But after Bloomberg’s disastrous performances in two debates, and Biden’s landslide victory in South Carolina, another southern state whose demographics and values more closely resemble those of Tennessee than do Iowa’s or New Hampshire’s, Hale thought it might be possible for Biden to pull off a win here despite making no effort to win. “It isn’t a lack of caring,” Hale said. “The reality was, there weren’t resources for smaller states in the South.”
There was little polling to support Hale’s optimism about Biden. “It went from the campaign thinking they had it in the bag, to thinking there was no reason to invest in it because it was a lost hope, to having this last-minute surge,” Hale said in the hours before polls closed. “If the last two weeks had not happened, Mike Bloomberg would be running away with it. But if Joe Biden wins here tonight, it will not be because of any proactive efforts that happened here on the ground. It’s just because we love Joe.”

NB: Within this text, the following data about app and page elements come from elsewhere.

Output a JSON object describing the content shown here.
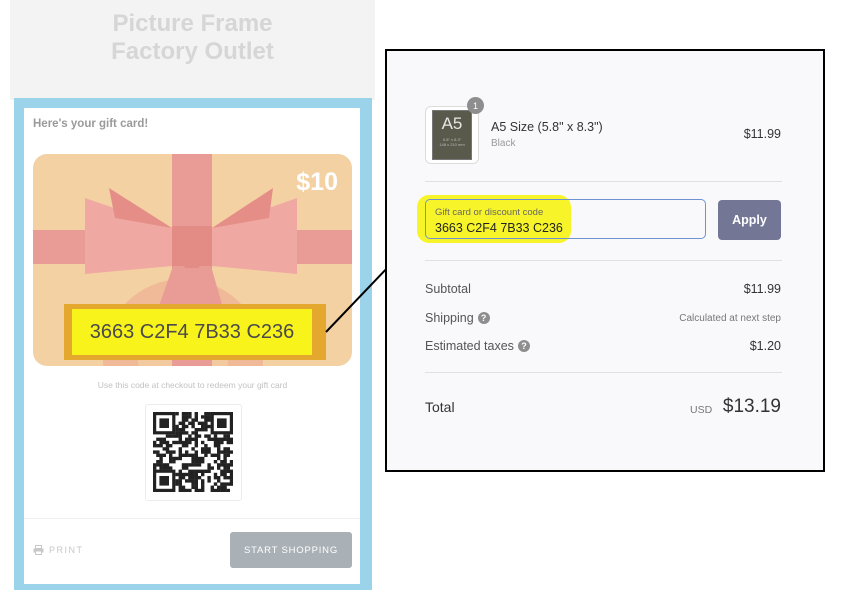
{
  "email": {
    "store_name_line1": "Picture Frame",
    "store_name_line2": "Factory Outlet",
    "heading": "Here's your gift card!",
    "card": {
      "amount": "$10",
      "code": "3663 C2F4 7B33 C236"
    },
    "use_note": "Use this code at checkout to redeem your gift card",
    "print_label": "PRINT",
    "start_shopping_label": "START SHOPPING"
  },
  "checkout": {
    "item": {
      "quantity": "1",
      "thumb_text": "A5",
      "thumb_sub1": "5.8\" x 8.3\"",
      "thumb_sub2": "148 x 210 mm",
      "title": "A5 Size (5.8\" x 8.3\")",
      "variant": "Black",
      "price": "$11.99"
    },
    "gift_card_field": {
      "label": "Gift card or discount code",
      "value": "3663 C2F4 7B33 C236"
    },
    "apply_label": "Apply",
    "rows": [
      {
        "label": "Subtotal",
        "value": "$11.99"
      },
      {
        "label": "Shipping",
        "value": "Calculated at next step"
      },
      {
        "label": "Estimated taxes",
        "value": "$1.20"
      }
    ],
    "total": {
      "label": "Total",
      "currency": "USD",
      "amount": "$13.19"
    }
  },
  "colors": {
    "frame_blue": "#9ad3ea",
    "highlight_yellow": "#f7f52a",
    "card_peach": "#f3d1a2",
    "ribbon_pink": "#e99b95",
    "apply_button": "#737795"
  },
  "icons": [
    "help-icon",
    "printer-icon",
    "qr-code"
  ]
}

The polls opened an hour late in Tennessee due to the state of emergency, and they remained open until 10 p.m. — the result of a lawsuit filed on behalf of several campaigns and the Democratic Party, ensuring residents 12 hours in which to cast a vote. Though, not everybody was able to get to the polls. A man working at a gas station told me he couldn’t leave to go vote. He didn’t like any of the candidates anyway, he said, and he didn’t think it would matter who won, since none of them were likely to beat Trump. He said that Trump had created jobs, and it’s tough to campaign against someone who creates jobs.
So many people showed up to vote at a high school I visited that you could hardly find a place to park. Inside the gymnasium, the line of voters snaked around the basketball court. “East Nashville isn’t letting a tornado stop us from participating in our democracy. What’s your excuse?,” one resident said on Twitter. “A tornado won’t stop me from voting,” said another. “This is what democracy looks like.”
It also looks like a billionaire trying and failing to buy an election. In the end, the millions Bloomberg spent here were for nothing. He came in a distant third place. Besides Tennessee, Biden also won Texas, Virginia, North Carolina, Alabama, Arkansas, Minnesota, Oklahoma, Maine, and Massachusetts.
The Biden campaign’s theory that South Carolina would transform the trajectory of the primary in his favor proved true. The question for Democrats is what happens now. Biden began the race in 2019 as the front-runner and now, after a year of downturns and defeats and uncertainty, has regained that status after a heady 96 hours. His campaign was built on the promise that he could restore America to the way it was before Donald Trump. Everything could be rebuilt and somehow returned to the way it had been. But the people here who voted for Biden on that premise — and that promise — certainly understand nothing can ever quite be the way it was before.